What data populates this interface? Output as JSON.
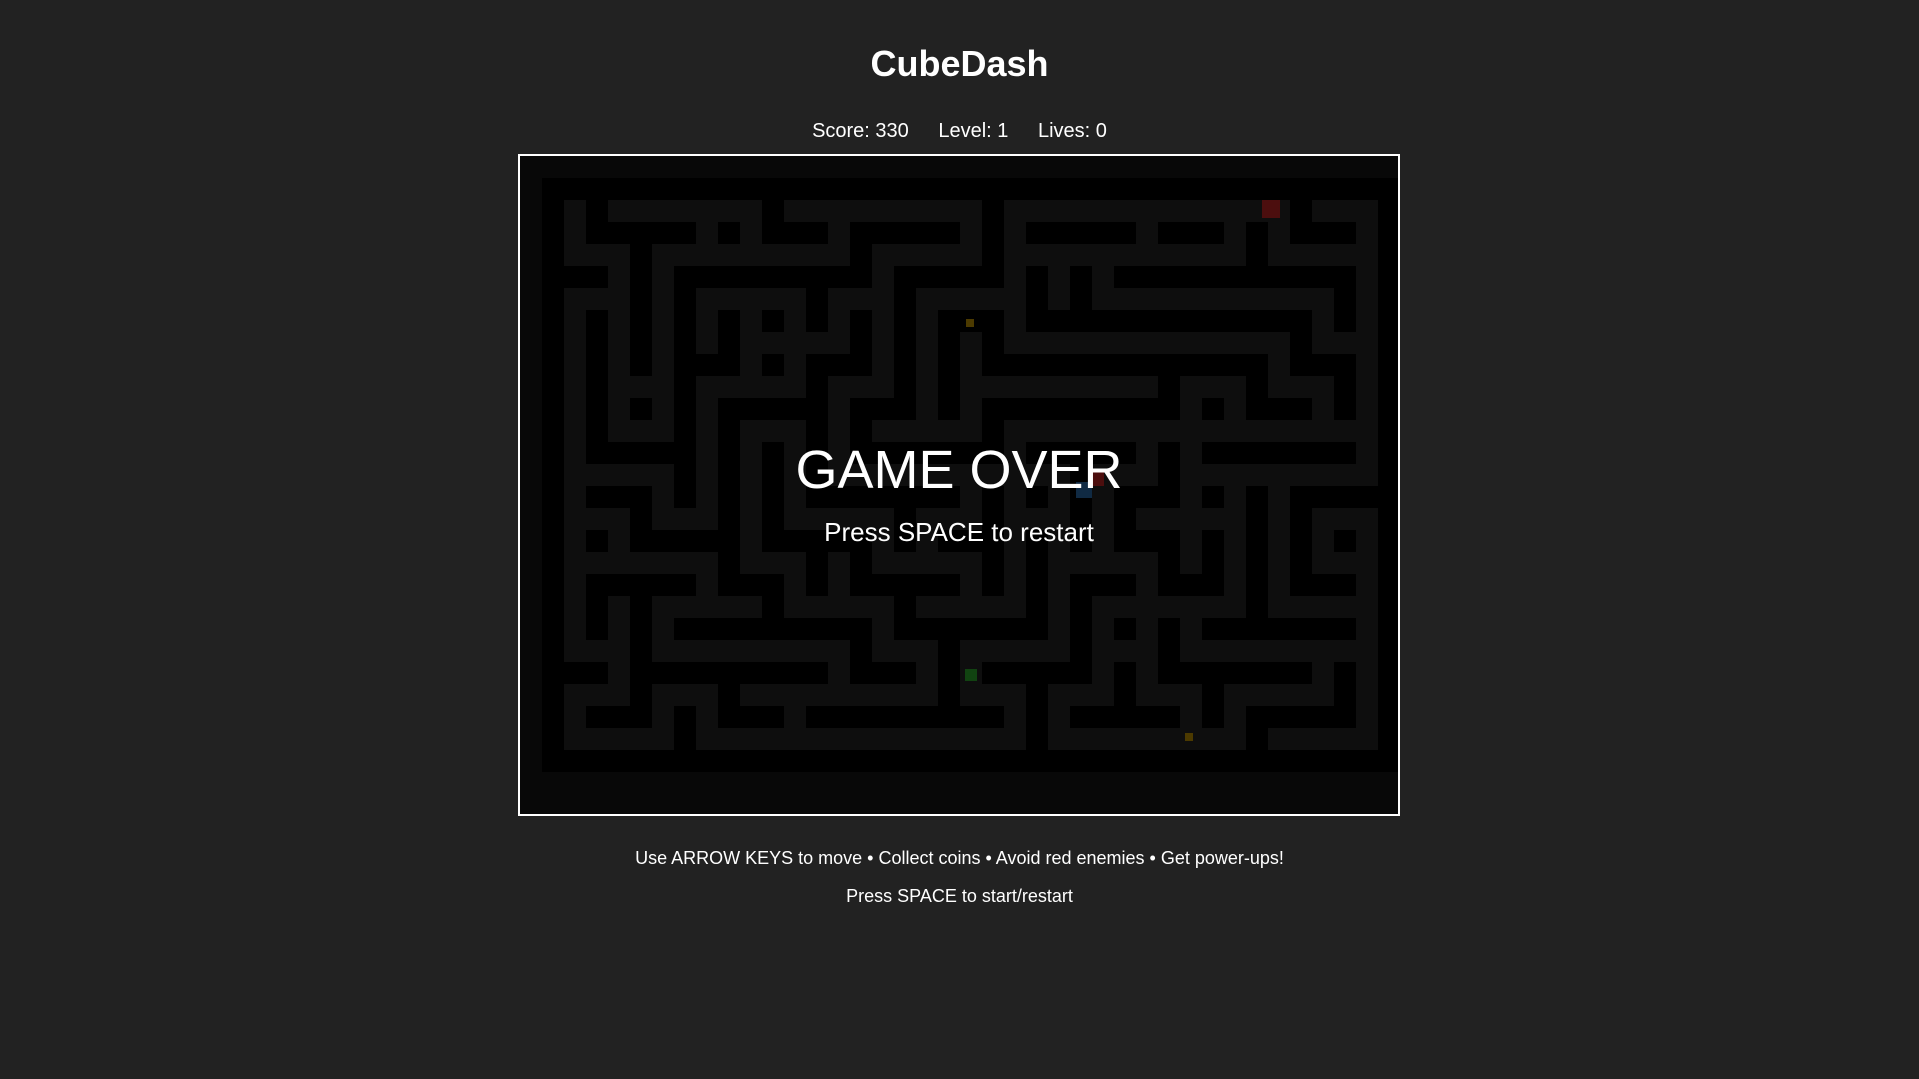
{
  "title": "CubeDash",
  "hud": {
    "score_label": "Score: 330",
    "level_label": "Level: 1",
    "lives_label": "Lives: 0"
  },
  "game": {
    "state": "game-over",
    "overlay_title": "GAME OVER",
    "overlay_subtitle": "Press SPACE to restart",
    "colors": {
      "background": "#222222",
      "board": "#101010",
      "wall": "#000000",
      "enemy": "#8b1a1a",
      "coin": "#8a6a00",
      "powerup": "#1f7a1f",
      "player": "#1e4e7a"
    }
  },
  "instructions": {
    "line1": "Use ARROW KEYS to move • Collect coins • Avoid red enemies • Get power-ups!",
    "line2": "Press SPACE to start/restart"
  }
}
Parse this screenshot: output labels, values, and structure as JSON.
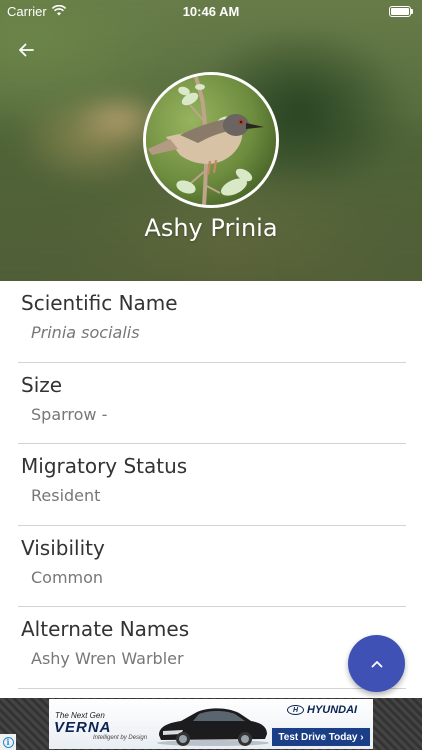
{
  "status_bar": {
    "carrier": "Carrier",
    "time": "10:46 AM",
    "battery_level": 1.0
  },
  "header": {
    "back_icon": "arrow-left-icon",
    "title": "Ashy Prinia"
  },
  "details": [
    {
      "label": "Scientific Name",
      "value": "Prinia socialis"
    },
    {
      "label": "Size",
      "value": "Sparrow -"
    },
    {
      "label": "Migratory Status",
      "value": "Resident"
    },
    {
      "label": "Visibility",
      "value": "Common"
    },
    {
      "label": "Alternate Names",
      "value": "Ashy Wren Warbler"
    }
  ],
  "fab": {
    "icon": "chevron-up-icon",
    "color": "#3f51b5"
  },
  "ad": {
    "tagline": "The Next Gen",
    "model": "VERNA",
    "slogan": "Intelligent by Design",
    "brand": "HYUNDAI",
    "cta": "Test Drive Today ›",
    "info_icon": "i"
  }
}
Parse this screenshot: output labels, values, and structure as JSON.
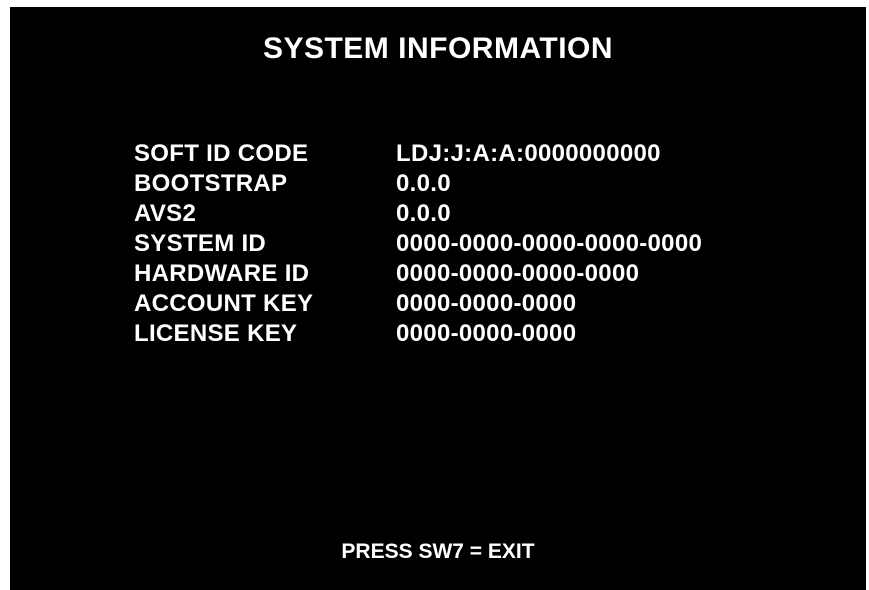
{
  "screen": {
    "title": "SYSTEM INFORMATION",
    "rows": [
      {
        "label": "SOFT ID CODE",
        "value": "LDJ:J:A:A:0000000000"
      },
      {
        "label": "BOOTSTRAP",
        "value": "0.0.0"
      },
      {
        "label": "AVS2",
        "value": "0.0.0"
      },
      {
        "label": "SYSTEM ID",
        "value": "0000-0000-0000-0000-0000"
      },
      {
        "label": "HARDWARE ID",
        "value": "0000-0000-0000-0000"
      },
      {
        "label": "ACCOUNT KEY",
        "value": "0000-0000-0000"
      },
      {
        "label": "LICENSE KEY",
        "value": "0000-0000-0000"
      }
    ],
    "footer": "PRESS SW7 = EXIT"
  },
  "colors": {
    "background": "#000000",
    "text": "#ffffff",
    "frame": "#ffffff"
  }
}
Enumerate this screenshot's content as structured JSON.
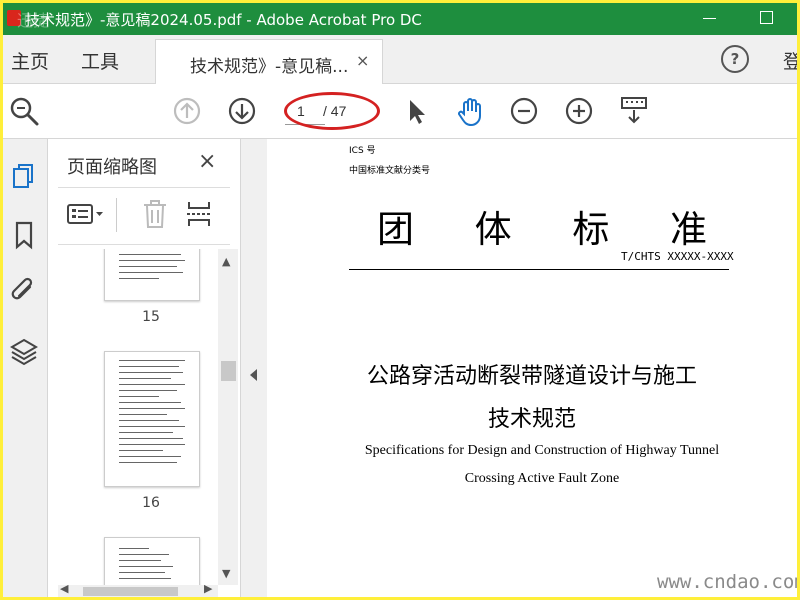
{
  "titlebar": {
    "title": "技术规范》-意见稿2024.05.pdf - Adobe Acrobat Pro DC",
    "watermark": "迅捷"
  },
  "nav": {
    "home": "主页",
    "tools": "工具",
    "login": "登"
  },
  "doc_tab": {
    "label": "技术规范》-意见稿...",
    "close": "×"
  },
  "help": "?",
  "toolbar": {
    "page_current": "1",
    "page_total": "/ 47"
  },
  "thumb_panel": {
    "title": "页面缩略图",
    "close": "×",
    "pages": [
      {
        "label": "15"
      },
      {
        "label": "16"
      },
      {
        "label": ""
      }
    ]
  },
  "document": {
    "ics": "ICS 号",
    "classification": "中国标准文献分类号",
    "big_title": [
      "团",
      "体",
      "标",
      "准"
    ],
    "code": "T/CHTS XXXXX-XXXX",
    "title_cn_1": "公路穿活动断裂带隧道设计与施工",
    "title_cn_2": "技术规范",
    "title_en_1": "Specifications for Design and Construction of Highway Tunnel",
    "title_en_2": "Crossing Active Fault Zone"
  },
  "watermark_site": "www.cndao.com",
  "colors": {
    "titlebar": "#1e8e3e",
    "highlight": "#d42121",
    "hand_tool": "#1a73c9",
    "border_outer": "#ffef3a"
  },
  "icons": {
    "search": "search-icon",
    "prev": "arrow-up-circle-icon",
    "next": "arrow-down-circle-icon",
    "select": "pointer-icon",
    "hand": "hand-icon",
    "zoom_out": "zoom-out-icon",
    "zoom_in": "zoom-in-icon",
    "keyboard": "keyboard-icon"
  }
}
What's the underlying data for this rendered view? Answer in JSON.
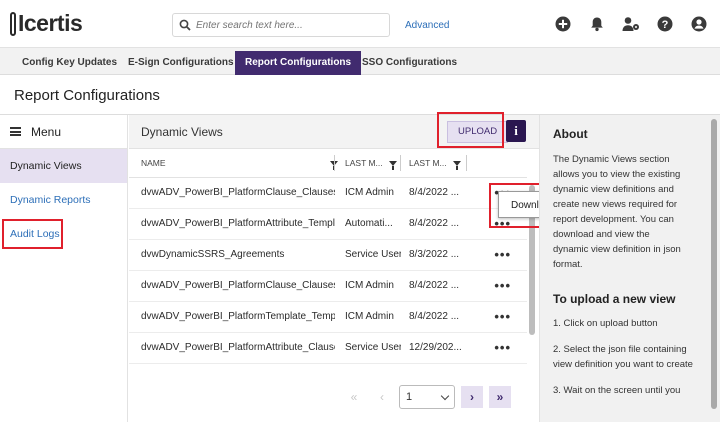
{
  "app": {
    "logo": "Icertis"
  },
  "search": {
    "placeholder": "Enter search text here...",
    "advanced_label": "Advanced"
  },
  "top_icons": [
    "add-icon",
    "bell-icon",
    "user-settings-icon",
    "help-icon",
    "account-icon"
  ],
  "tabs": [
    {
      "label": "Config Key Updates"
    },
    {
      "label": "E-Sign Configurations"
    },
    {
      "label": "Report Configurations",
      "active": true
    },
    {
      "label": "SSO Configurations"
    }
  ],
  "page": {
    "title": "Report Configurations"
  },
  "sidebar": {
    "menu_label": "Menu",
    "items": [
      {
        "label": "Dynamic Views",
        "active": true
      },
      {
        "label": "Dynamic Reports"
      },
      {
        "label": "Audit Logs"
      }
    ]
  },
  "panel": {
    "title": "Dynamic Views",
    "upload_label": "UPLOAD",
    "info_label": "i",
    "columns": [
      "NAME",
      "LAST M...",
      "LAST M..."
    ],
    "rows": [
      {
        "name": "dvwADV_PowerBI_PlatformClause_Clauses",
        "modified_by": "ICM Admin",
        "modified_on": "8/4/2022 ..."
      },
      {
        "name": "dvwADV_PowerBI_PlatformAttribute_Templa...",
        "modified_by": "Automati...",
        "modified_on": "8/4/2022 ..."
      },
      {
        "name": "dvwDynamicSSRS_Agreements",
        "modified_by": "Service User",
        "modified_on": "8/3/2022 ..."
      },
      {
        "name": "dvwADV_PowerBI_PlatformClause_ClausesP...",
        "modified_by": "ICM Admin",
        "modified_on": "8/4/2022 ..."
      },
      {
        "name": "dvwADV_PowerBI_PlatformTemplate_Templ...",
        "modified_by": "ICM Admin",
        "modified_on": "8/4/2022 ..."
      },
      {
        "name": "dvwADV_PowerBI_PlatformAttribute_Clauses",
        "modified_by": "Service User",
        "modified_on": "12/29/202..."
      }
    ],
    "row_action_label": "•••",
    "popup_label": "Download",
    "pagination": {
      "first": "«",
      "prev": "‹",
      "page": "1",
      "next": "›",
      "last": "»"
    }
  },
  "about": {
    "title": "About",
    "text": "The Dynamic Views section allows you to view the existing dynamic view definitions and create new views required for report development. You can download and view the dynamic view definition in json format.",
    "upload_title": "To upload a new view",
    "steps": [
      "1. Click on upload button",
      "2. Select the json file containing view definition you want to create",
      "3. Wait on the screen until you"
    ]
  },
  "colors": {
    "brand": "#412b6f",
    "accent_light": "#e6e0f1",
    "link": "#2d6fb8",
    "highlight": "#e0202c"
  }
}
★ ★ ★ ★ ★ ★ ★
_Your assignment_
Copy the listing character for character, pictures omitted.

_Response to the exercise_
What data populates this interface? Output as JSON.
{
  "title": "CubeDash",
  "hud": {
    "score_label": "Score: 330",
    "level_label": "Level: 1",
    "lives_label": "Lives: 0"
  },
  "game": {
    "state": "game-over",
    "overlay_title": "GAME OVER",
    "overlay_subtitle": "Press SPACE to restart",
    "colors": {
      "background": "#222222",
      "board": "#101010",
      "wall": "#000000",
      "enemy": "#8b1a1a",
      "coin": "#8a6a00",
      "powerup": "#1f7a1f",
      "player": "#1e4e7a"
    }
  },
  "instructions": {
    "line1": "Use ARROW KEYS to move • Collect coins • Avoid red enemies • Get power-ups!",
    "line2": "Press SPACE to start/restart"
  }
}
Parse this screenshot: output labels, values, and structure as JSON.
{
  "status_bar": {
    "carrier": "Carrier",
    "time": "10:46 AM",
    "battery_level": 1.0
  },
  "header": {
    "back_icon": "arrow-left-icon",
    "title": "Ashy Prinia"
  },
  "details": [
    {
      "label": "Scientific Name",
      "value": "Prinia socialis"
    },
    {
      "label": "Size",
      "value": "Sparrow -"
    },
    {
      "label": "Migratory Status",
      "value": "Resident"
    },
    {
      "label": "Visibility",
      "value": "Common"
    },
    {
      "label": "Alternate Names",
      "value": "Ashy Wren Warbler"
    }
  ],
  "fab": {
    "icon": "chevron-up-icon",
    "color": "#3f51b5"
  },
  "ad": {
    "tagline": "The Next Gen",
    "model": "VERNA",
    "slogan": "Intelligent by Design",
    "brand": "HYUNDAI",
    "cta": "Test Drive Today ›",
    "info_icon": "i"
  }
}
Parse this screenshot: output labels, values, and structure as JSON.
{
  "screen": {
    "title": "SYSTEM INFORMATION",
    "rows": [
      {
        "label": "SOFT ID CODE",
        "value": "LDJ:J:A:A:0000000000"
      },
      {
        "label": "BOOTSTRAP",
        "value": "0.0.0"
      },
      {
        "label": "AVS2",
        "value": "0.0.0"
      },
      {
        "label": "SYSTEM ID",
        "value": "0000-0000-0000-0000-0000"
      },
      {
        "label": "HARDWARE ID",
        "value": "0000-0000-0000-0000"
      },
      {
        "label": "ACCOUNT KEY",
        "value": "0000-0000-0000"
      },
      {
        "label": "LICENSE KEY",
        "value": "0000-0000-0000"
      }
    ],
    "footer": "PRESS SW7 = EXIT"
  },
  "colors": {
    "background": "#000000",
    "text": "#ffffff",
    "frame": "#ffffff"
  }
}
Enumerate this screenshot's content as structured JSON.
{
  "titlebar": {
    "title": "技术规范》-意见稿2024.05.pdf - Adobe Acrobat Pro DC",
    "watermark": "迅捷"
  },
  "nav": {
    "home": "主页",
    "tools": "工具",
    "login": "登"
  },
  "doc_tab": {
    "label": "技术规范》-意见稿...",
    "close": "×"
  },
  "help": "?",
  "toolbar": {
    "page_current": "1",
    "page_total": "/ 47"
  },
  "thumb_panel": {
    "title": "页面缩略图",
    "close": "×",
    "pages": [
      {
        "label": "15"
      },
      {
        "label": "16"
      },
      {
        "label": ""
      }
    ]
  },
  "document": {
    "ics": "ICS 号",
    "classification": "中国标准文献分类号",
    "big_title": [
      "团",
      "体",
      "标",
      "准"
    ],
    "code": "T/CHTS XXXXX-XXXX",
    "title_cn_1": "公路穿活动断裂带隧道设计与施工",
    "title_cn_2": "技术规范",
    "title_en_1": "Specifications for Design and Construction of Highway Tunnel",
    "title_en_2": "Crossing Active Fault Zone"
  },
  "watermark_site": "www.cndao.com",
  "colors": {
    "titlebar": "#1e8e3e",
    "highlight": "#d42121",
    "hand_tool": "#1a73c9",
    "border_outer": "#ffef3a"
  },
  "icons": {
    "search": "search-icon",
    "prev": "arrow-up-circle-icon",
    "next": "arrow-down-circle-icon",
    "select": "pointer-icon",
    "hand": "hand-icon",
    "zoom_out": "zoom-out-icon",
    "zoom_in": "zoom-in-icon",
    "keyboard": "keyboard-icon"
  }
}
What's the underlying data for this rendered view? Answer in JSON.
{
  "app": {
    "logo": "Icertis"
  },
  "search": {
    "placeholder": "Enter search text here...",
    "advanced_label": "Advanced"
  },
  "top_icons": [
    "add-icon",
    "bell-icon",
    "user-settings-icon",
    "help-icon",
    "account-icon"
  ],
  "tabs": [
    {
      "label": "Config Key Updates"
    },
    {
      "label": "E-Sign Configurations"
    },
    {
      "label": "Report Configurations",
      "active": true
    },
    {
      "label": "SSO Configurations"
    }
  ],
  "page": {
    "title": "Report Configurations"
  },
  "sidebar": {
    "menu_label": "Menu",
    "items": [
      {
        "label": "Dynamic Views",
        "active": true
      },
      {
        "label": "Dynamic Reports"
      },
      {
        "label": "Audit Logs"
      }
    ]
  },
  "panel": {
    "title": "Dynamic Views",
    "upload_label": "UPLOAD",
    "info_label": "i",
    "columns": [
      "NAME",
      "LAST M...",
      "LAST M..."
    ],
    "rows": [
      {
        "name": "dvwADV_PowerBI_PlatformClause_Clauses",
        "modified_by": "ICM Admin",
        "modified_on": "8/4/2022 ..."
      },
      {
        "name": "dvwADV_PowerBI_PlatformAttribute_Templa...",
        "modified_by": "Automati...",
        "modified_on": "8/4/2022 ..."
      },
      {
        "name": "dvwDynamicSSRS_Agreements",
        "modified_by": "Service User",
        "modified_on": "8/3/2022 ..."
      },
      {
        "name": "dvwADV_PowerBI_PlatformClause_ClausesP...",
        "modified_by": "ICM Admin",
        "modified_on": "8/4/2022 ..."
      },
      {
        "name": "dvwADV_PowerBI_PlatformTemplate_Templ...",
        "modified_by": "ICM Admin",
        "modified_on": "8/4/2022 ..."
      },
      {
        "name": "dvwADV_PowerBI_PlatformAttribute_Clauses",
        "modified_by": "Service User",
        "modified_on": "12/29/202..."
      }
    ],
    "row_action_label": "•••",
    "popup_label": "Download",
    "pagination": {
      "first": "«",
      "prev": "‹",
      "page": "1",
      "next": "›",
      "last": "»"
    }
  },
  "about": {
    "title": "About",
    "text": "The Dynamic Views section allows you to view the existing dynamic view definitions and create new views required for report development. You can download and view the dynamic view definition in json format.",
    "upload_title": "To upload a new view",
    "steps": [
      "1. Click on upload button",
      "2. Select the json file containing view definition you want to create",
      "3. Wait on the screen until you"
    ]
  },
  "colors": {
    "brand": "#412b6f",
    "accent_light": "#e6e0f1",
    "link": "#2d6fb8",
    "highlight": "#e0202c"
  }
}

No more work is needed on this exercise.